A look at the theme about losing and keeping a miracle in Encanto, and how shockingly Christian this theme is.
I was asked this question in a comment on my video on Dunning Kruger, so I decided to do a video explaining.
A look into the nature of decisions and freedom, and how long-term decisions, like marrying, having children, becoming a priest, etc. do not really reduce your freedom.
In this video I take a look at the concept of “emergent properties” (which is just a more recent name for “epiphenomena”, what they are and what they aren’t, and how they don’t mean what internet atheists claim they mean.
In this video I explain what the Catholic doctrine of transubstantiation (i.e. the Real Presence of Christ in the Eucharist) is, what the doctrine isn’t, give an analogy that we can use to approach understanding it, and also explain how no one who believes in the Real Presence in the Eucharist can actually disagree with the doctrine of transubstantiation.
A conversation with Zerse about the sorts of philosophies on offer to young men today, including red pill, dating coaches, black pill, and others.
I was asked this question in the comments to my video giving advice to men on dating and finding a wife, so I made a video answering the question.
A quick discussion of how funny it is that determinists (people who deny free will) so frequently base their morality upon consent, since according to their theory, it is impossible for anyone to consent to anything. They are literally basing their morality on something which they deny can exist.
Just sharing some thoughts on Ash Wednesday (the beginning of the penitential season of Lent, preceding Easter) and the words spoken with the anointing with ashes, “Remember, O man, you are dust, and to dust you will return.”
I answer a question about how advisable it is to date outside the faith. The original question was about atheists, but I broadened it a little bit since the same considerations apply to dating protestants, etc.
In this video I talk about God’s actions, and how miracles—direct interference within creation—are not God’s only actions; how God very frequently works through creation so that creation cooperates with His purposes, but that these are no less God’s actions for God having given it to creation to co-operate with His purposes.
Some advice for men on dating and finding a wife. To paraphrase Winston Churchill: this video, by its very length, defends itself against ever being watched. Still, I hope some of it might be helpful. It contains some thoughts on dating, courtship, being friends with women, how acquaintanceship differs from being friends, how to go about trying to maximize one’s attractiveness to women, and other subjects.
(I intend to make a video with advice for women on dating and finding a husband, but it’s going to take me a bit to finalize what I want to say on the subject and record that video.)
In this video I discuss how the various major religions of the world don’t all look like Christianity, and so newer religions, like environmentalism, progressivism, animal rights, etc. are religions despite not looking like Christianity, too.

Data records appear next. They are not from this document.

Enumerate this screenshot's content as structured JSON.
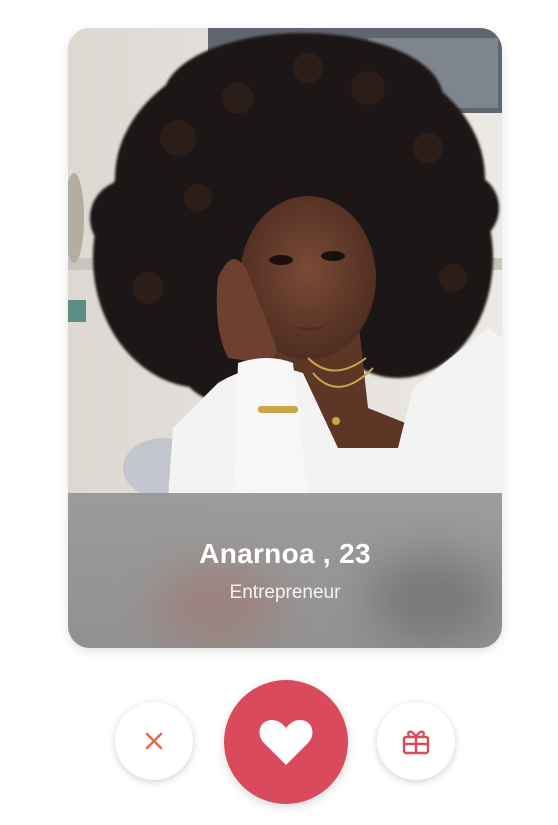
{
  "profile": {
    "name": "Anarnoa , 23",
    "occupation": "Entrepreneur"
  },
  "actions": {
    "dislike_icon": "close-icon",
    "like_icon": "heart-icon",
    "gift_icon": "gift-icon"
  },
  "colors": {
    "accent": "#d84a5c",
    "dislike": "#e86a4a",
    "gift": "#d84a5c"
  }
}
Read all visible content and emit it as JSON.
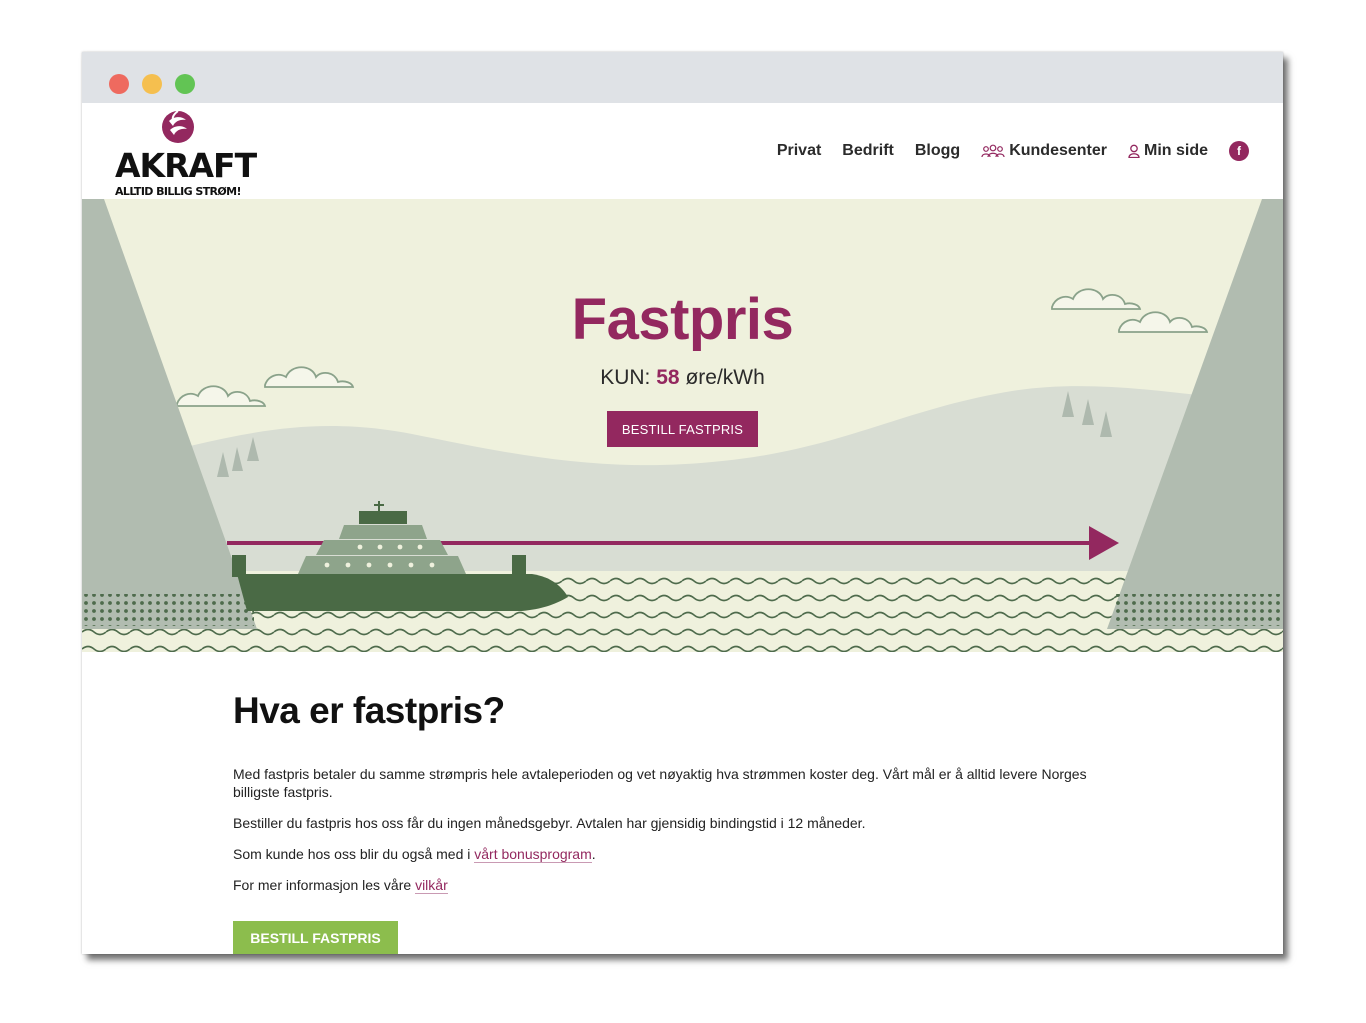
{
  "brand": {
    "name": "AKRAFT",
    "tagline": "ALLTID BILLIG STRØM!",
    "accent": "#93285f",
    "green": "#8cbd4d"
  },
  "nav": {
    "items": [
      {
        "label": "Privat",
        "icon": null
      },
      {
        "label": "Bedrift",
        "icon": null
      },
      {
        "label": "Blogg",
        "icon": null
      },
      {
        "label": "Kundesenter",
        "icon": "people-icon"
      },
      {
        "label": "Min side",
        "icon": "user-icon"
      }
    ],
    "facebook": "f"
  },
  "hero": {
    "title": "Fastpris",
    "price_prefix": "KUN:",
    "price_value": "58",
    "price_unit": "øre/kWh",
    "button": "BESTILL FASTPRIS"
  },
  "content": {
    "heading": "Hva er fastpris?",
    "p1": "Med fastpris betaler du samme strømpris hele avtaleperioden og vet nøyaktig hva strømmen koster deg. Vårt mål er å alltid levere Norges billigste fastpris.",
    "p2": "Bestiller du fastpris hos oss får du ingen månedsgebyr. Avtalen har gjensidig bindingstid i 12 måneder.",
    "p3_prefix": "Som kunde hos oss blir du også med i ",
    "p3_link": "vårt bonusprogram",
    "p3_suffix": ".",
    "p4_prefix": "For mer informasjon les våre ",
    "p4_link": "vilkår",
    "button": "BESTILL FASTPRIS"
  }
}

I was asked by viewer Whist about advice for running book discussion clubs, so I gave what little advice I had.
In this video I talk about usury, lending money at interest, the development and refinement of economies, investment, and lending money, as well as how the modern understanding of lending at interest does not contradict ancient views on usury as sinful because of a change in context, and what things within the modern context are still sinful because they are the same thing as what was prohibited in former times.
In this video I talk about how authenticity is overrated—just pick a worthwhile goal, pursue it because it’s good, and hey presto you’re authentic, but if you’re doing it right, you won’t notice because you’ll be focused on your worthwhile goal.
In this video response I look at some of the things that BASSFZz has said about “having a purpose” and its relationship to men attracting women, and how this sort of advice needs to be understood like advice for interviewing for a job—how to not screw up if you’re already qualified for the job.
The two BASSFZz videos that most prompted this were: